Born: April 13, 1828 – Died: December 30, 1906
Josephine Butler once described as ‘the most distinguished Englishwoman of the nineteenth century’ was a Victorian era British feminist and social reformer who was especially concerned with the welfare of prostitutes.
She was not some pious do-gooder, despising the very people she set out to help – from the start she risked her reputation, her dignity, her health and her personal safety by going into the workhouse, sitting on the floor of the oakum shed with the women and girls who worked there (prisoners, or workhouse inmates) and talking to them, alone with them.
Her support for the most despised of women was at the heart of her life’s work. She ‘made no distinction between “respectable” and “fallen” women’, identifying with those whose bodies were subject to abuse by men, the men who had forced them on to the streets in the first place and/or abused them whilst they were there, and the doctors who enforced surgical treatments to control them.
Her father John Grey was a strong advocate of social reform and a campaigner against the slave trade; his cousin was Earl Grey, British Prime Minister between 1830 and 1834.
Josephine married George Butler in 1852. He was an academic with similar political views to her own. Josephine and her husband were active in social causes and opponents of slavery anywhere in the world. They were also well known sympathizers with the Union cause of the American Civil War. They had 4 children; however in 1863, their six year old daughter died. In an attempt to cope with her grief, Butler threw herself into charity work, particularly related to the rights of women.

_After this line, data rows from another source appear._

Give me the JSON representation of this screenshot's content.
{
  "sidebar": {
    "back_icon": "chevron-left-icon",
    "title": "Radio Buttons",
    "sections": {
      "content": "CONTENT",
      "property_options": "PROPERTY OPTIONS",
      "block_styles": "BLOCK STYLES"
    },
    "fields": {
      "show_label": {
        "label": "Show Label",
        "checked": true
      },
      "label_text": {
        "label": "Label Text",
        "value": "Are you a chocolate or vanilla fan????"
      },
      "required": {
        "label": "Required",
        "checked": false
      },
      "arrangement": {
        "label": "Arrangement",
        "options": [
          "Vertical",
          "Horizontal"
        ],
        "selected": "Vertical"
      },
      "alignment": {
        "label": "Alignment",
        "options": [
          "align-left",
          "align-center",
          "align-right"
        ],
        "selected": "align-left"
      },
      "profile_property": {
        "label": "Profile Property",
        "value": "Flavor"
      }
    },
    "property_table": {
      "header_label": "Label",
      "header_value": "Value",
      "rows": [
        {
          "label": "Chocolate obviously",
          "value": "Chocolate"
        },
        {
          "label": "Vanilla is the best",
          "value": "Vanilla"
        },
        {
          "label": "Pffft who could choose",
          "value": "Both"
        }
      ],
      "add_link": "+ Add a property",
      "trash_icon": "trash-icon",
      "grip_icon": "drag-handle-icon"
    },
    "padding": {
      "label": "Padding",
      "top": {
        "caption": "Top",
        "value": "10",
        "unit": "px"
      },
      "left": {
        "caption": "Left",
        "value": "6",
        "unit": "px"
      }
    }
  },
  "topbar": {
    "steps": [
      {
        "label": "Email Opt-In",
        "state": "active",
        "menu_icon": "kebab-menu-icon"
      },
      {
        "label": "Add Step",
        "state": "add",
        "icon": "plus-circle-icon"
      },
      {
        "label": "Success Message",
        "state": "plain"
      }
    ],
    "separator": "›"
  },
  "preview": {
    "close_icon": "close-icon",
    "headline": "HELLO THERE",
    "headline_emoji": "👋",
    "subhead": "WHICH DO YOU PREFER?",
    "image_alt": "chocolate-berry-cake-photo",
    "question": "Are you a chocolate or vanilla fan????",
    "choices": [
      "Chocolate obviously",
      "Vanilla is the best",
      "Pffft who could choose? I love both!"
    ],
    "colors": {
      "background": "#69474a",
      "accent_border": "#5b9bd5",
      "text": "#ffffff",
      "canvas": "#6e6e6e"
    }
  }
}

In 1869, Butler began her campaign against the Contagious Diseases Acts. These had been introduced in the 1860s in an attempt to reduce venereal disease in the armed forces. Police were permitted to arrest women living in seaports and military towns who they believed were prostitutes and force them to be examined for venereal disease. The Contagious Diseases Act – which Josephine referred to as “surgical rape” – meant that a police officer could accuse any woman of prostitution and turn them over to a group of government backed medical workers who would perform an intrusive examination upon the woman and confine her for a period of three months to “quarantine” her. This became a way of intimidating and abusing women on the streets of London and a simple accusation by a police officer–no matter their honesty or integrity–annihilated the reputation of the woman and left her untouchable within polite British society.
Josephine fought for the repeal of these laws because of the abuse it assisted and the victimization it spread among women who were already victims. Josephine could not understand how a society could be so ostensibly Christian yet simply reject women who were in critical need of help. Josephine had learned to love these women and had become their benefactor–a voice to the voiceless. She was slandered and physically assaulted by Christians and non-Christians alike but her faith bade her remain the friend of the victim and the oppressed. She rejected any morality that appeared built upon a double standard of sexual justice.
Butler toured the country making speeches condemning the acts. Many people were shocked that a woman would speak in public about sexual matters. But in 1883 the acts were suspended and repealed three years later.
Amongst the issues on which she campaigned was child prostitution. She was part of a group which forced parliament to raise the age of consent from 13 to 16.
Butler also took a great interest in women’s education. She pressured the authorities at Cambridge University into providing further education courses for women, which eventually led to the foundation of the all-women college at Newnham. She was appointed president to the North of England Council for the Higher Education of Women in 1867.
There have been a number of books about her, and the Church of England commemorates her, appropriately enough, in prayer on a dedicated day in the church calendar. The University of Durham has named a College after her, and there’s a Josephine Butler Primary Campus also in Northumberland, her birthplace. But still, we should know more, we should celebrate this truly remarkable woman. As her most recent biographer wrote, ‘her achievements had lasting impact. Her name deserves to be remembered by all who value women’s struggles to improve their lives’. The volume both justifies that claim, and explains why she is so much less well-known than her contemporary, Florence Nightingale, for example.
Because Josephine Butler, whilst epitomising many of the virtues expected of Victorian womanhood (piety, purity, motherhood and devotion to her husband), also broke all the rules. She went into places where respectable women should never venture, precisely because that was where she found the women she spent her life defending and supporting. Not only that but she spoke in public about their plight, about the abuses of the system which forced internal examinations – ‘steel rape’ – on suspected prostitutes in order to protect their male clients from disease, and the inequalities which trapped so many women in situations where prostitution might seem their only option. A contemporary journalist described her as ‘an indecent maenad, a shrieking sister, frenzied, unsexed, and utterly without shame’.
Josephine was driven by her convictions to go on, despite the cost to her family, to her health, to her reputation, because she believed utterly in her crusade. She saw not only the immediate injustices but the underlying systemic ones that allowed these abuses to continue – the separate spheres for men and women which kept so many women ignorant and denied them a voice, the lack of educational opportunities, of voting rights, of rights for married women. Josephine was part of all of those campaigns – all of the movements which laid the foundations for the legislative and cultural changes which swept through the twentieth century.